When the show opens, the choir stands in front of the stage, with a colorful curtain of fringe behind them. Soon the layers are peeled back, first to reveal another sheer curtain onto which videos are projected, then to reveal the onstage microcosm where Björk and the other musicians (clad in costumes designed by Iris van Herpen and Balmain’s Olivier Rousteing) move about on multilevel structures that resemble mushrooms, sea anemones, or perhaps a yet-to-be discovered species.
“Nature was a massive inspiration,” explains set designer Chiara Stephenson, whose previous gigs include theater design for the West End plays Starry Messenger and Glengarry Glen Ross, creating festival stages for Sampha and The xx, designing Lorde’s Aria Awards performance, and more. “The sensual side of nature and the curves and organic forms and femininity in that. It’s like an exploration of perspective. You know, Björk is totally interested in nature and technology and where those two combine, and how they can combine in the future as we move forward.”
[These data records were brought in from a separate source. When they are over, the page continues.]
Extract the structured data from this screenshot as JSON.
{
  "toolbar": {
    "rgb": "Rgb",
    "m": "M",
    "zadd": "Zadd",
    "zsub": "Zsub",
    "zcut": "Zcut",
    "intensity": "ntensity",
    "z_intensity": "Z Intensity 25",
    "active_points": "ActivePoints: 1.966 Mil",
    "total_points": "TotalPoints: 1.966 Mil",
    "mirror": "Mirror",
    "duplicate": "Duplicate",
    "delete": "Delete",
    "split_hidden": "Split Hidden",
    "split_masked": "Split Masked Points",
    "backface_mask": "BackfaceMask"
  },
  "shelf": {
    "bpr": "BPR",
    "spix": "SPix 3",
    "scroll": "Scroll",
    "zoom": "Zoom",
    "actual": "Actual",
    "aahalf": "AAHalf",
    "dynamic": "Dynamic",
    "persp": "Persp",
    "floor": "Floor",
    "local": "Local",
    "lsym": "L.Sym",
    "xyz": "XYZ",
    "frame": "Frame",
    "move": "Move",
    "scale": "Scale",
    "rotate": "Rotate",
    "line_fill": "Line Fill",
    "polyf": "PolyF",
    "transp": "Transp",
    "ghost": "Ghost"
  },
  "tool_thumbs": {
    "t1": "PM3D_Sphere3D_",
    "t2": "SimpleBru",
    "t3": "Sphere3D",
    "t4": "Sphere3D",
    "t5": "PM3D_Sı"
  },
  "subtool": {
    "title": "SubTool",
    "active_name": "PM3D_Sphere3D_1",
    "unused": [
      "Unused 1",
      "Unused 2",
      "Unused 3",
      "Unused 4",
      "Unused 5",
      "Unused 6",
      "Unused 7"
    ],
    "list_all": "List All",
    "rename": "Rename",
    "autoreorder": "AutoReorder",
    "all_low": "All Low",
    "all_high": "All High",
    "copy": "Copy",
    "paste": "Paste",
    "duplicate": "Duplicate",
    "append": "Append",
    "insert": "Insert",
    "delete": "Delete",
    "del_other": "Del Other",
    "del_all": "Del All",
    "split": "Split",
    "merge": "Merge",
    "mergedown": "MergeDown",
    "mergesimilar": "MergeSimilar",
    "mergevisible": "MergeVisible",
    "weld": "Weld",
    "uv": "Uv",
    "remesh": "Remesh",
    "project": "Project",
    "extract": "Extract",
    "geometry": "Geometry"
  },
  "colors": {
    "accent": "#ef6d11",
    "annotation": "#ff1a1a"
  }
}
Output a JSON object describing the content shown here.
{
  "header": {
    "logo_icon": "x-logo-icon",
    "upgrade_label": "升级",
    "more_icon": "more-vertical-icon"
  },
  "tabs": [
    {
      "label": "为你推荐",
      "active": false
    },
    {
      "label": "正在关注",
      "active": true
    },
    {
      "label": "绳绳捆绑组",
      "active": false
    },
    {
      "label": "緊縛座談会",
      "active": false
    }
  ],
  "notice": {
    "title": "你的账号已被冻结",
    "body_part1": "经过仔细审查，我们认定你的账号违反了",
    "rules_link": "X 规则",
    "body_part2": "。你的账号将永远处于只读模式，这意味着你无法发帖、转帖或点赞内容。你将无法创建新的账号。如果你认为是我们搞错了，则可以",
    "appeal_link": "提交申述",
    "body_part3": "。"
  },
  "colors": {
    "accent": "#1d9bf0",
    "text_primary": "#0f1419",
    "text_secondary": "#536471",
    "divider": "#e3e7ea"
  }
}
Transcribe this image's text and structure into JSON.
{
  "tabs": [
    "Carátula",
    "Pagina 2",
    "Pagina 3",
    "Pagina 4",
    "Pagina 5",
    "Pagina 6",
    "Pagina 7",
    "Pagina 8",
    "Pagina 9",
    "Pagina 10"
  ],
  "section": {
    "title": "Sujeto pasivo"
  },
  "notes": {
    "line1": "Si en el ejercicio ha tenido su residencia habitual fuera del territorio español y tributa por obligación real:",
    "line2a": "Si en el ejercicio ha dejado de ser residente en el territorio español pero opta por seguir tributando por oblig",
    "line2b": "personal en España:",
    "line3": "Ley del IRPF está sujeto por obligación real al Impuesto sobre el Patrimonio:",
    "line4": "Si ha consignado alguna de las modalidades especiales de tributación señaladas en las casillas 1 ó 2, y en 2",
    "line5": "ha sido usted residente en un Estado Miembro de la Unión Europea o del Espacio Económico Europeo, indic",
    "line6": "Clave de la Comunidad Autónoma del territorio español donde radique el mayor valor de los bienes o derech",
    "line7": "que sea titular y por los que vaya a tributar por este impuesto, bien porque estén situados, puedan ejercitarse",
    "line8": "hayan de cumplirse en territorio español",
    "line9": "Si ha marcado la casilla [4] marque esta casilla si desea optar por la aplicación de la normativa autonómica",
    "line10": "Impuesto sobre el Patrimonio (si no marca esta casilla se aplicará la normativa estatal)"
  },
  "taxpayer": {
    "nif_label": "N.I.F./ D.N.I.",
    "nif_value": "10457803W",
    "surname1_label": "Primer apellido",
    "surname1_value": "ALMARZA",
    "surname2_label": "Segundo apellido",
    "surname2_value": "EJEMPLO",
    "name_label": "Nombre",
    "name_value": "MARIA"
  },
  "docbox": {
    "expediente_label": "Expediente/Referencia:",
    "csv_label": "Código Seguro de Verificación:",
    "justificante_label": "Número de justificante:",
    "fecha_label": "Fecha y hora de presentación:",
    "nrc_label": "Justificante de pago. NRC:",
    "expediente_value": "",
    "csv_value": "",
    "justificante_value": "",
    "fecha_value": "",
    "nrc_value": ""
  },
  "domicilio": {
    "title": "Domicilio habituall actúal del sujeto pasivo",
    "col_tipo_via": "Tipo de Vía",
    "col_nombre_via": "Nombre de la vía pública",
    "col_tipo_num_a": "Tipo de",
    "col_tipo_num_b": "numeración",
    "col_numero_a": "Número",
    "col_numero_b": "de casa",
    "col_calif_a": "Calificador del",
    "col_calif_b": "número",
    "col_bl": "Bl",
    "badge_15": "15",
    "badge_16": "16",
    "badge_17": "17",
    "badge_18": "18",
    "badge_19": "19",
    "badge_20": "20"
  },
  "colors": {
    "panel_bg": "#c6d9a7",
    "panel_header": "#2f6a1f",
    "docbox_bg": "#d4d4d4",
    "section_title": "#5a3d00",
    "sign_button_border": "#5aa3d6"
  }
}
Stephenson says her job first and foremost was to create “a canvas” for the vision of the show’s creative director, Argentinian filmmaker Lucrecia Martel. The set also serves as a literal canvas for video art by Tobias Gremmler, which is projected onto the curtains in front of the stage, the wall in back, and even onto the custom-made reverb chamber into which Björk and the flautists disappear from time to time. “We’re using kind of unconventional materials to project on. We’re not just projecting onto a screen, we’re projecting onto layers of a fragile membrane,” explains Stephenson. The result is that Gremmler’s swirling, morphing images appear to envelop the Cornucopia environment.
“His video art is very nature-based, but it’s an incredible example of how technology and the digital can enhance the themes of nature that we know and take them to a new level that kind of blows the senses more than a walk in the park does,” says Stephenson. “It’s quite kind of ethereal, I think.”
To build the stage’s main structures, Stephenson enlisted the help of British scenic artist Richard Nutbourne. The entire set was assembled in London, where initial rehearsals took place, and then packed up and moved to the Shed in New York City. “I think the fragility of the materials we used is surprising. Often, rock shows, they’re kind of big and butch and engineered and, like, right angles and steel. This has a very different, more delicate feel to it,” she explains, noting that she called upon her past experience to ensure that this production has “a theatrical sensibility, as opposed to this being a rock concert with video.”
And though Stephenson certainly delivered on her part of creating the world of Björk and company’s dreams, she credits the singer’s larger-than-life presence for making the show what it is. “You could put Björk on a blank stage with a light bulb and it would be a good show,” she jokes. “I think we’re hopefully enhancing everything that she is about and everything the music is about.”